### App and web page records
************
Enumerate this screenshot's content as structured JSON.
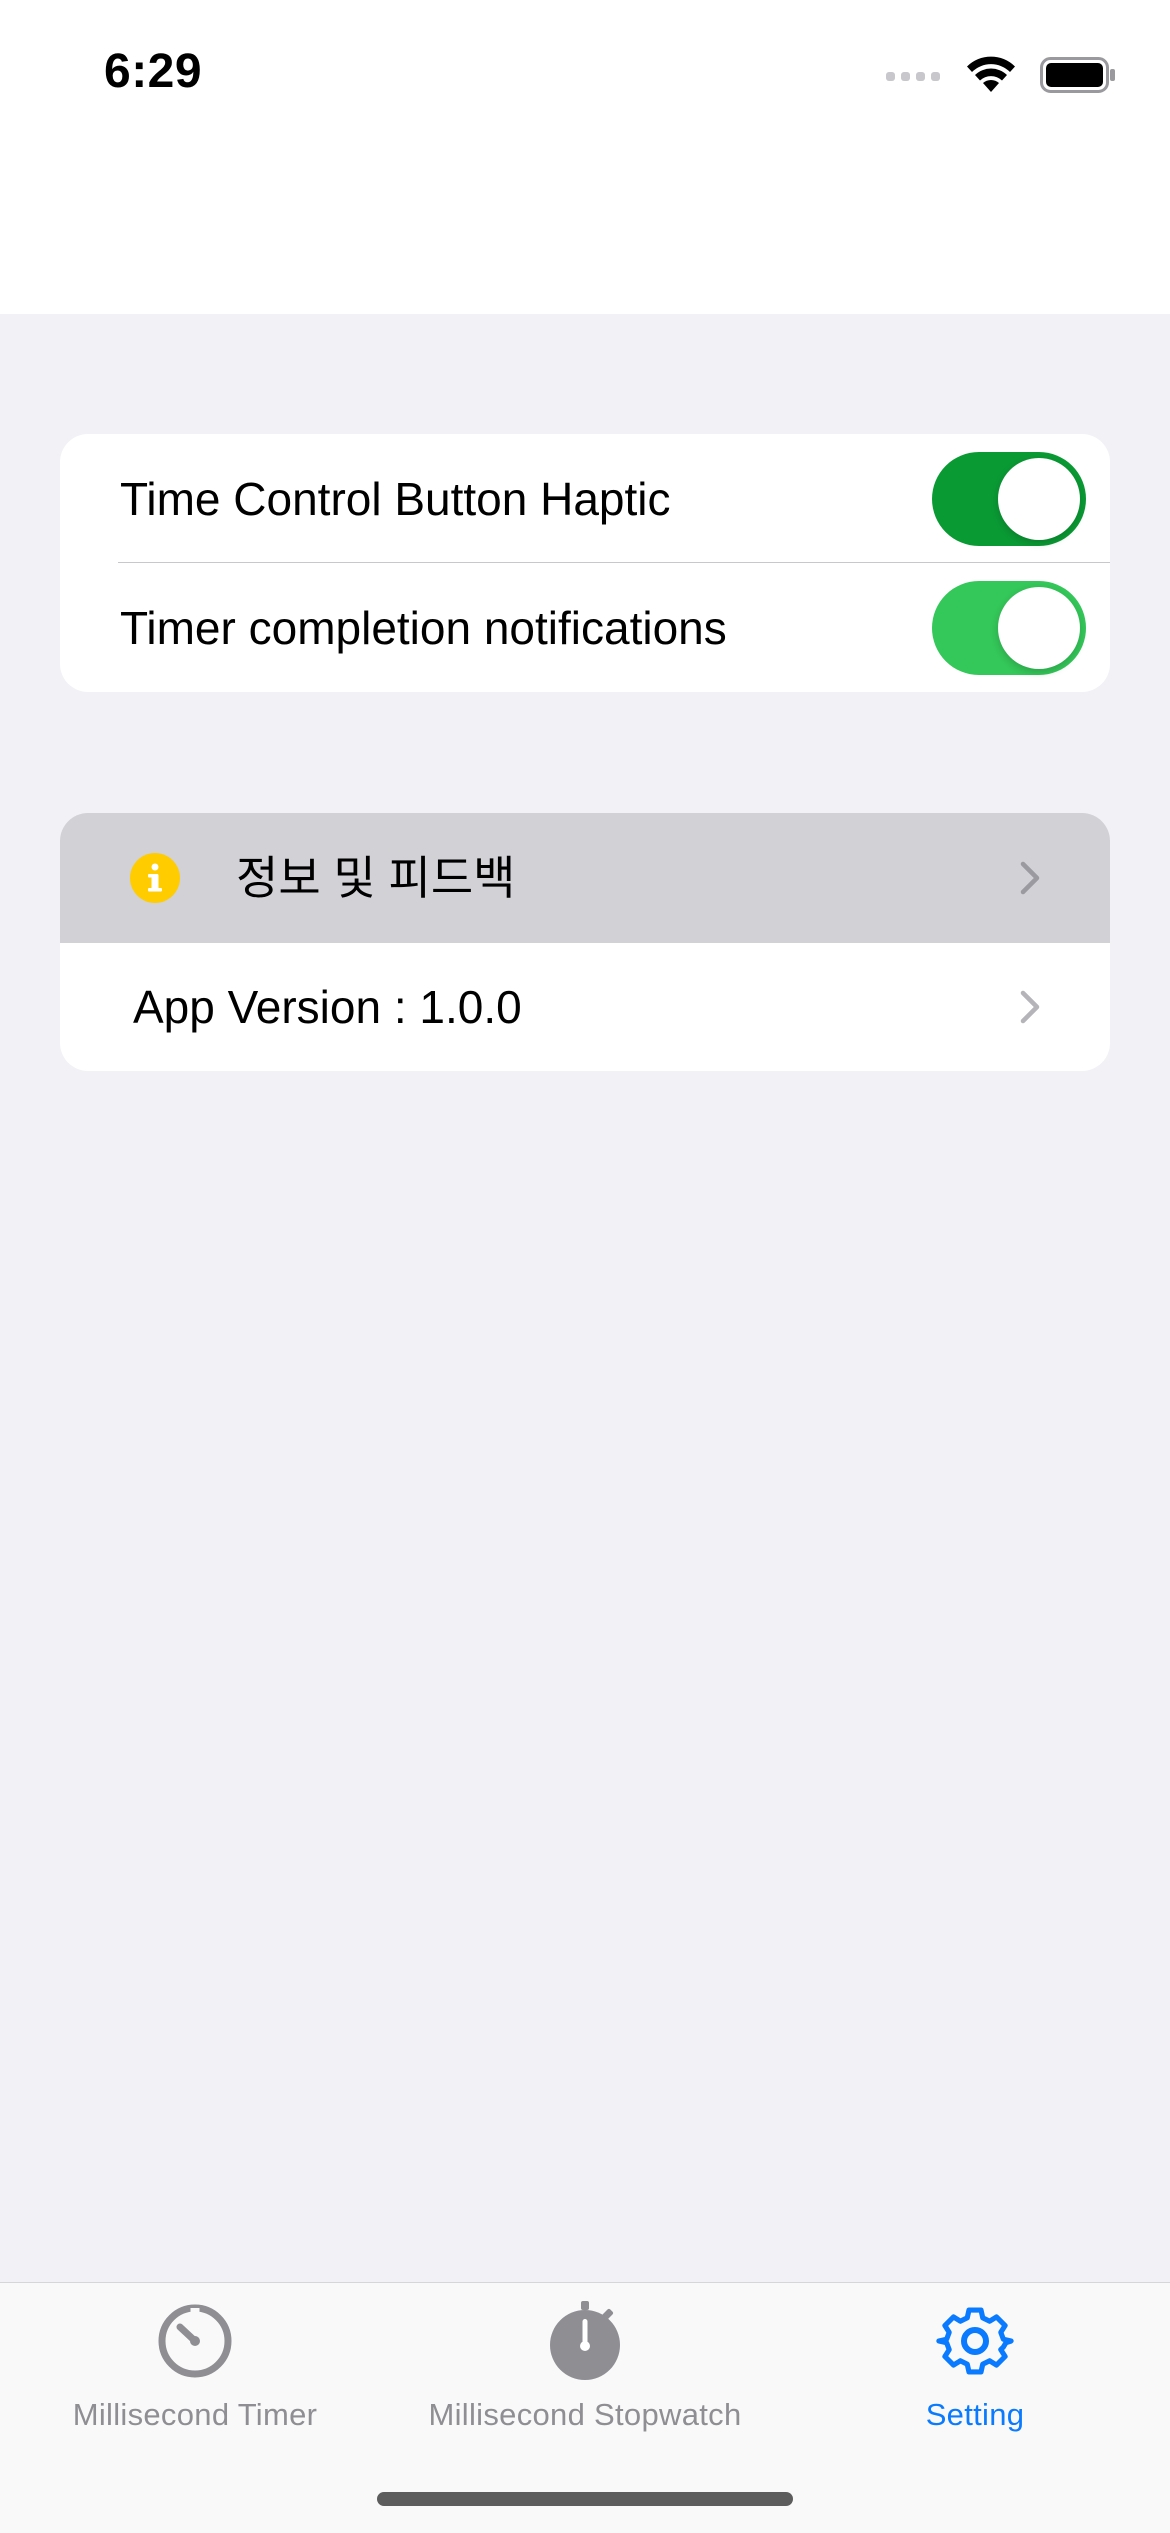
{
  "status_bar": {
    "time": "6:29"
  },
  "settings": {
    "toggles": [
      {
        "label": "Time Control Button Haptic",
        "on": true,
        "color": "#0a9a34"
      },
      {
        "label": "Timer completion notifications",
        "on": true,
        "color": "#34c759"
      }
    ],
    "links": [
      {
        "label": "정보 및 피드백",
        "icon": "info-circle-icon",
        "icon_color": "#ffcc00",
        "highlighted": true
      },
      {
        "label": "App Version : 1.0.0"
      }
    ]
  },
  "tab_bar": {
    "tabs": [
      {
        "label": "Millisecond Timer",
        "icon": "timer-icon",
        "active": false
      },
      {
        "label": "Millisecond Stopwatch",
        "icon": "stopwatch-icon",
        "active": false
      },
      {
        "label": "Setting",
        "icon": "gear-icon",
        "active": true
      }
    ],
    "active_color": "#0a7aff",
    "inactive_color": "#8e8e93"
  }
}
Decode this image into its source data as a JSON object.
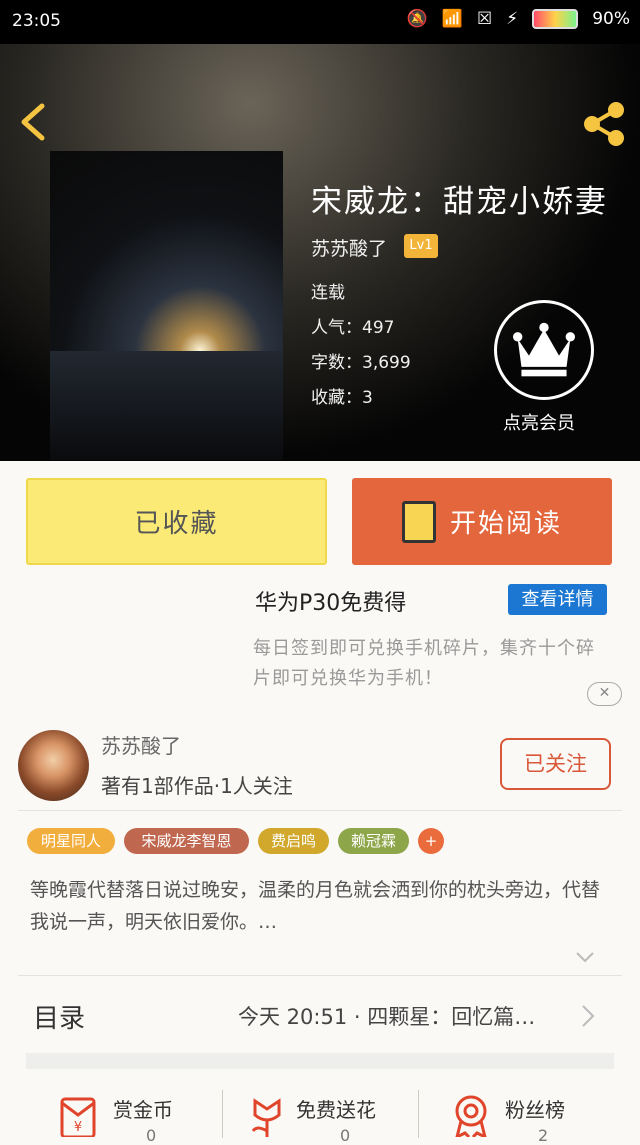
{
  "status_bar": {
    "time": "23:05",
    "battery": "90%"
  },
  "book": {
    "title": "宋威龙：甜宠小娇妻",
    "author": "苏苏酸了",
    "level": "Lv1",
    "status": "连载",
    "popularity": "人气：497",
    "word_count": "字数：3,699",
    "favorites": "收藏：3"
  },
  "vip": {
    "label": "点亮会员"
  },
  "actions": {
    "collect_label": "已收藏",
    "read_label": "开始阅读"
  },
  "promo": {
    "title": "华为P30免费得",
    "button": "查看详情",
    "description": "每日签到即可兑换手机碎片，集齐十个碎片即可兑换华为手机！",
    "close": "✕"
  },
  "author_card": {
    "name": "苏苏酸了",
    "stats": "著有1部作品·1人关注",
    "follow_label": "已关注"
  },
  "tags": [
    {
      "label": "明星同人",
      "color": "#f2ae3c"
    },
    {
      "label": "宋威龙李智恩",
      "color": "#c0674f"
    },
    {
      "label": "费启鸣",
      "color": "#d1a82c"
    },
    {
      "label": "赖冠霖",
      "color": "#8ea64a"
    },
    {
      "label": "+",
      "color": "#ea6b3b"
    }
  ],
  "description": "等晚霞代替落日说过晚安，温柔的月色就会洒到你的枕头旁边，代替我说一声，明天依旧爱你。…",
  "toc": {
    "label": "目录",
    "latest": "今天 20:51 · 四颗星：回忆篇…"
  },
  "bottom": [
    {
      "label": "赏金币",
      "count": "0"
    },
    {
      "label": "免费送花",
      "count": "0"
    },
    {
      "label": "粉丝榜",
      "count": "2"
    }
  ]
}
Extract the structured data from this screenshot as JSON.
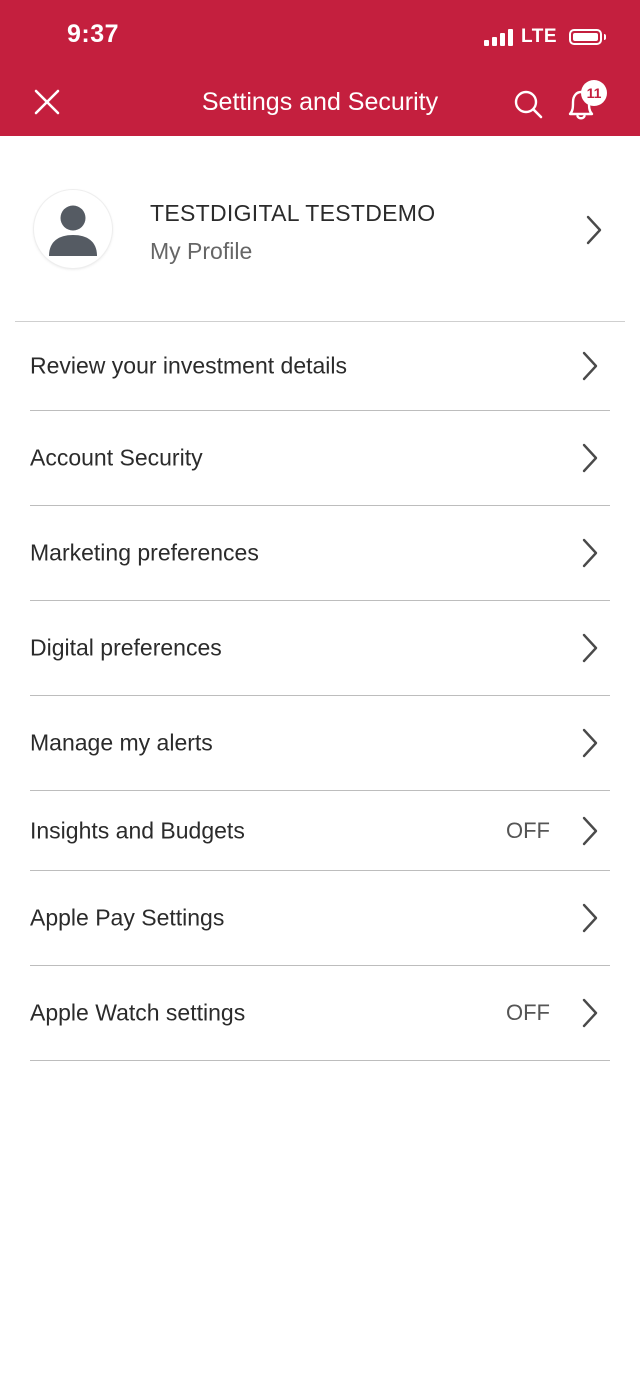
{
  "status_bar": {
    "time": "9:37",
    "network": "LTE"
  },
  "header": {
    "title": "Settings and Security",
    "notification_count": "11",
    "icons": {
      "close": "close-icon",
      "search": "search-icon",
      "notifications": "bell-icon"
    }
  },
  "profile": {
    "name": "TESTDIGITAL TESTDEMO",
    "subtitle": "My Profile"
  },
  "menu": {
    "items": [
      {
        "label": "Review your investment details",
        "status": ""
      },
      {
        "label": "Account Security",
        "status": ""
      },
      {
        "label": "Marketing preferences",
        "status": ""
      },
      {
        "label": "Digital preferences",
        "status": ""
      },
      {
        "label": "Manage my alerts",
        "status": ""
      },
      {
        "label": "Insights and Budgets",
        "status": "OFF"
      },
      {
        "label": "Apple Pay Settings",
        "status": ""
      },
      {
        "label": "Apple Watch settings",
        "status": "OFF"
      }
    ]
  },
  "colors": {
    "brand": "#c41f3e",
    "text": "#2b2b2b",
    "divider": "#bdbdbd"
  }
}
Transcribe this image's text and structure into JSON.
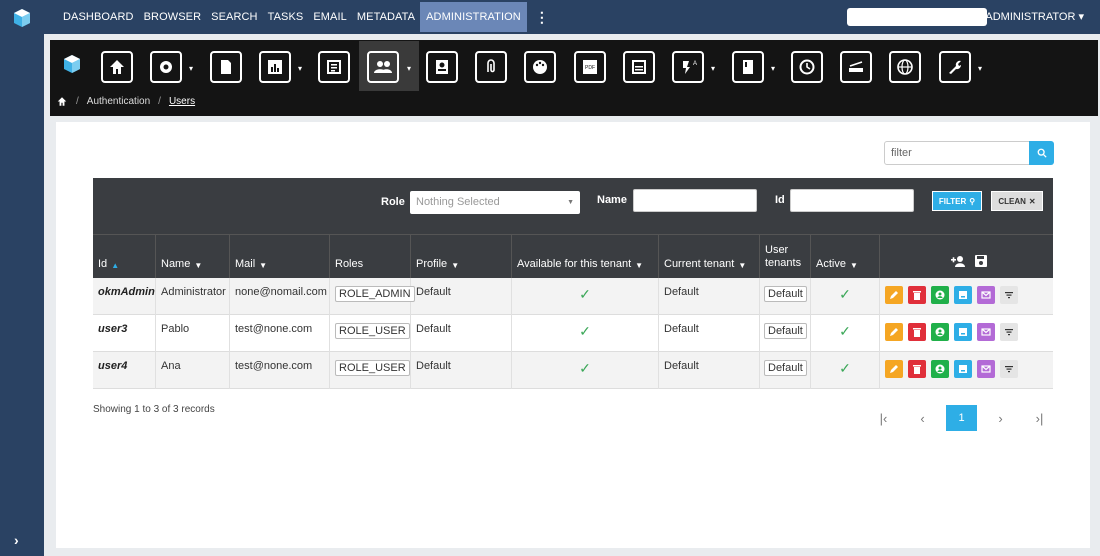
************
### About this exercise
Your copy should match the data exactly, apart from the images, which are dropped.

### Solved exercise
Enumerate this screenshot's content as structured JSON.
{
  "status_bar": {
    "time": "6:29"
  },
  "settings": {
    "toggles": [
      {
        "label": "Time Control Button Haptic",
        "on": true,
        "color": "#0a9a34"
      },
      {
        "label": "Timer completion notifications",
        "on": true,
        "color": "#34c759"
      }
    ],
    "links": [
      {
        "label": "정보 및 피드백",
        "icon": "info-circle-icon",
        "icon_color": "#ffcc00",
        "highlighted": true
      },
      {
        "label": "App Version : 1.0.0"
      }
    ]
  },
  "tab_bar": {
    "tabs": [
      {
        "label": "Millisecond Timer",
        "icon": "timer-icon",
        "active": false
      },
      {
        "label": "Millisecond Stopwatch",
        "icon": "stopwatch-icon",
        "active": false
      },
      {
        "label": "Setting",
        "icon": "gear-icon",
        "active": true
      }
    ],
    "active_color": "#0a7aff",
    "inactive_color": "#8e8e93"
  }
}
Decode this image into its source data as a JSON object.
{
  "status_bar": {
    "time": "23:05",
    "battery": "90%"
  },
  "book": {
    "title": "宋威龙：甜宠小娇妻",
    "author": "苏苏酸了",
    "level": "Lv1",
    "status": "连载",
    "popularity": "人气：497",
    "word_count": "字数：3,699",
    "favorites": "收藏：3"
  },
  "vip": {
    "label": "点亮会员"
  },
  "actions": {
    "collect_label": "已收藏",
    "read_label": "开始阅读"
  },
  "promo": {
    "title": "华为P30免费得",
    "button": "查看详情",
    "description": "每日签到即可兑换手机碎片，集齐十个碎片即可兑换华为手机！",
    "close": "✕"
  },
  "author_card": {
    "name": "苏苏酸了",
    "stats": "著有1部作品·1人关注",
    "follow_label": "已关注"
  },
  "tags": [
    {
      "label": "明星同人",
      "color": "#f2ae3c"
    },
    {
      "label": "宋威龙李智恩",
      "color": "#c0674f"
    },
    {
      "label": "费启鸣",
      "color": "#d1a82c"
    },
    {
      "label": "赖冠霖",
      "color": "#8ea64a"
    },
    {
      "label": "+",
      "color": "#ea6b3b"
    }
  ],
  "description": "等晚霞代替落日说过晚安，温柔的月色就会洒到你的枕头旁边，代替我说一声，明天依旧爱你。…",
  "toc": {
    "label": "目录",
    "latest": "今天 20:51 · 四颗星：回忆篇…"
  },
  "bottom": [
    {
      "label": "赏金币",
      "count": "0"
    },
    {
      "label": "免费送花",
      "count": "0"
    },
    {
      "label": "粉丝榜",
      "count": "2"
    }
  ]
}
Extract the structured data from this screenshot as JSON.
{
  "status_bar": {
    "time": "9:37",
    "network": "LTE"
  },
  "header": {
    "title": "Settings and Security",
    "notification_count": "11",
    "icons": {
      "close": "close-icon",
      "search": "search-icon",
      "notifications": "bell-icon"
    }
  },
  "profile": {
    "name": "TESTDIGITAL TESTDEMO",
    "subtitle": "My Profile"
  },
  "menu": {
    "items": [
      {
        "label": "Review your investment details",
        "status": ""
      },
      {
        "label": "Account Security",
        "status": ""
      },
      {
        "label": "Marketing preferences",
        "status": ""
      },
      {
        "label": "Digital preferences",
        "status": ""
      },
      {
        "label": "Manage my alerts",
        "status": ""
      },
      {
        "label": "Insights and Budgets",
        "status": "OFF"
      },
      {
        "label": "Apple Pay Settings",
        "status": ""
      },
      {
        "label": "Apple Watch settings",
        "status": "OFF"
      }
    ]
  },
  "colors": {
    "brand": "#c41f3e",
    "text": "#2b2b2b",
    "divider": "#bdbdbd"
  }
}
Transcribe this image's text and structure into JSON.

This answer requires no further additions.